ZEC would like to assure the public that it remains committed to ensuring that every eligible voter is registered in line with the Electoral Law and encourages all eligible voters to ensure that they have the necessary documentation in place.
ZEC is determined to ensure that the registration exercise is an unqualified success.
Chief Elections Officer
Zimbabwe Electoral Commission
Some Reminders about Voter Registration
ZEC’s promised intensive mobile voter registration “blitz” will start later
The intensive voter registration “blitz” that ZEC has promised will not start until some time in October, after the remaining 2 600 BVR registration kits have been received from the suppliers.
This blitz will involve the use of large numbers of mobile registration centres to ensure that would-be voters will be able to register at centres much closer to where they live than ZEC’s district offices.
The voter registration being conducted now
The official launch of registration was on 14th September 2017 with some VIPs and invited guests being registered in Harare.
ZEC started voter registration for the general public on Monday 18th September but at its district offices only.
- Where are ZEC’s district offices situated?
The physical addresses of 63 ZEC district offices were notified in a ZEC notice published in the press Saturday 16th September.
- Should people who were registered previously [i.e., before 14th September 2017] register afresh?
Yes. Fresh registration is essential for anyone eligible to vote who wishes to be registered on the new BVR voters roll. The new BVR roll will be the only roll used in the 2018 general election. When it comes to the 2018 general election, previous voters rolls – to the extent that they are in ZEC’s possession, which is not clear – will have been archived and will not be used either in nomination courts ahead of polling or thereafter in polling stations on polling day.
- What documents are necessary for registration?
- A very important point for existing voters to note is that there will no special treatment, no exceptions, no exemptions, for existing voters, i.e., people who appeared on previous voters rolls used in previous general elections – or in by-elections conducted since the July 2013 general election. They will have to comply with the same requirements – i.e., use the same claim form and produce the same documents – as an 18-year old, or anyone else, registering for the very first time.

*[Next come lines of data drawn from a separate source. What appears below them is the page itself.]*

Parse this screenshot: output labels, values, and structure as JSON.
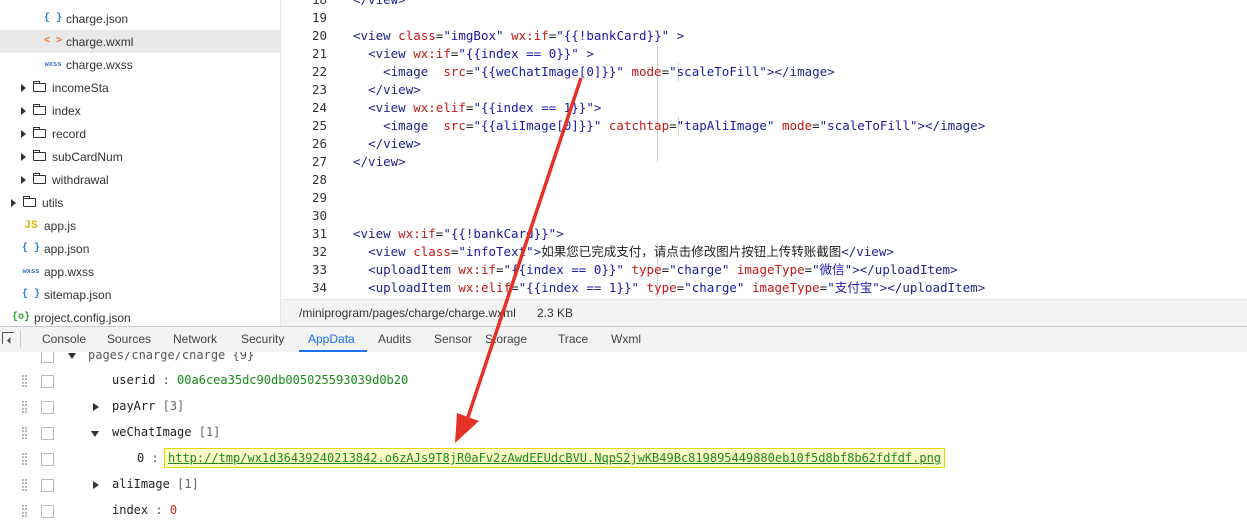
{
  "sidebar": {
    "items": [
      {
        "label": "charge.json",
        "icon": "{ }",
        "type": "json"
      },
      {
        "label": "charge.wxml",
        "icon": "< >",
        "type": "wxml"
      },
      {
        "label": "charge.wxss",
        "icon": "wxss",
        "type": "wxss"
      },
      {
        "label": "incomeSta",
        "type": "folder"
      },
      {
        "label": "index",
        "type": "folder"
      },
      {
        "label": "record",
        "type": "folder"
      },
      {
        "label": "subCardNum",
        "type": "folder"
      },
      {
        "label": "withdrawal",
        "type": "folder"
      },
      {
        "label": "utils",
        "type": "folder"
      },
      {
        "label": "app.js",
        "icon": "JS",
        "type": "js"
      },
      {
        "label": "app.json",
        "icon": "{ }",
        "type": "json"
      },
      {
        "label": "app.wxss",
        "icon": "wxss",
        "type": "wxss"
      },
      {
        "label": "sitemap.json",
        "icon": "{ }",
        "type": "json"
      },
      {
        "label": "project.config.json",
        "icon": "{o}",
        "type": "cfg"
      }
    ]
  },
  "editor": {
    "lines": [
      {
        "num": "18",
        "text": "</view>"
      },
      {
        "num": "19",
        "text": ""
      },
      {
        "num": "20",
        "text": "<view class=\"imgBox\" wx:if=\"{{!bankCard}}\" >"
      },
      {
        "num": "21",
        "text": "  <view wx:if=\"{{index == 0}}\" >"
      },
      {
        "num": "22",
        "text": "    <image  src=\"{{weChatImage[0]}}\" mode=\"scaleToFill\"></image>"
      },
      {
        "num": "23",
        "text": "  </view>"
      },
      {
        "num": "24",
        "text": "  <view wx:elif=\"{{index == 1}}\">"
      },
      {
        "num": "25",
        "text": "    <image  src=\"{{aliImage[0]}}\" catchtap=\"tapAliImage\" mode=\"scaleToFill\"></image>"
      },
      {
        "num": "26",
        "text": "  </view>"
      },
      {
        "num": "27",
        "text": "</view>"
      },
      {
        "num": "28",
        "text": ""
      },
      {
        "num": "29",
        "text": ""
      },
      {
        "num": "30",
        "text": ""
      },
      {
        "num": "31",
        "text": "<view wx:if=\"{{!bankCard}}\">"
      },
      {
        "num": "32",
        "text": "  <view class=\"infoText\">如果您已完成支付，请点击修改图片按钮上传转账截图</view>"
      },
      {
        "num": "33",
        "text": "  <uploadItem wx:if=\"{{index == 0}}\" type=\"charge\" imageType=\"微信\"></uploadItem>"
      },
      {
        "num": "34",
        "text": "  <uploadItem wx:elif=\"{{index == 1}}\" type=\"charge\" imageType=\"支付宝\"></uploadItem>"
      }
    ]
  },
  "statusbar": {
    "path": "/miniprogram/pages/charge/charge.wxml",
    "size": "2.3 KB"
  },
  "devtools": {
    "tabs": [
      "Console",
      "Sources",
      "Network",
      "Security",
      "AppData",
      "Audits",
      "Sensor",
      "Storage",
      "Trace",
      "Wxml"
    ],
    "active_tab": "AppData"
  },
  "appdata": {
    "root": "pages/charge/charge {9}",
    "userid_key": "userid",
    "userid_val": "00a6cea35dc90db005025593039d0b20",
    "payArr_key": "payArr",
    "payArr_count": "[3]",
    "weChatImage_key": "weChatImage",
    "weChatImage_count": "[1]",
    "item0_index": "0",
    "item0_url": "http://tmp/wx1d36439240213842.o6zAJs9T8jR0aFv2zAwdEEUdcBVU.NqpS2jwKB49Bc819895449880eb10f5d8bf8b62fdfdf.png",
    "aliImage_key": "aliImage",
    "aliImage_count": "[1]",
    "index_key": "index",
    "index_val": "0"
  },
  "colors": {
    "accent": "#1a73e8",
    "arrow": "#e53226",
    "highlight": "#fdfbc8"
  }
}
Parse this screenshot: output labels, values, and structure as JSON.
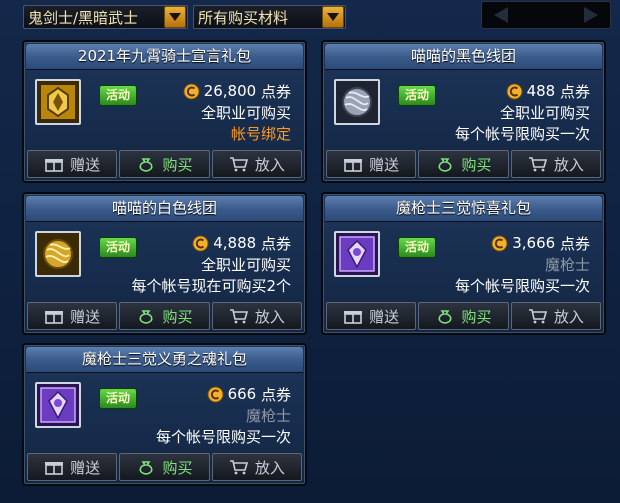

- Everyone seeking registration will have to complete a claim form – or if unable to do so himself or herself, request assistance by a ZEC official which must be duly given [Electoral Act, sections 24 and 25, as amended by SI 117/2017].
- The claim form must be supported by proof of identity, age of 18 or over and Zimbabwean citizenship – metal or plastic ID, waiting pass with photograph, or valid passport, indicating citizenship of Zimbabwe – and proof of residency. On proof of residency, the press release above outlines what is acceptable.
- More about residence affidavits
- There is a prescribed form which should be used.
- Affidavits have to be sworn or affirmed before a commissioner of oaths.
- It against the law for commissioners of oaths to charge for their services.
- ZEC has said that it would make arrangements for commissioners of oaths to be available at registration centres or for ZEC officers to act as commissioners of oaths – but this does not seem to have been put into practice at all centres.
To bear in mind
Initial public reaction has highlighted several problem areas, such as: registration for each person being much slower than expected; some BVR machines not working; no commissioners of oaths on site, etc. It is to be hoped that as the exercise continues the pace will increase. It would be a great pity should people end up disenfranchised because they cannot afford long waits.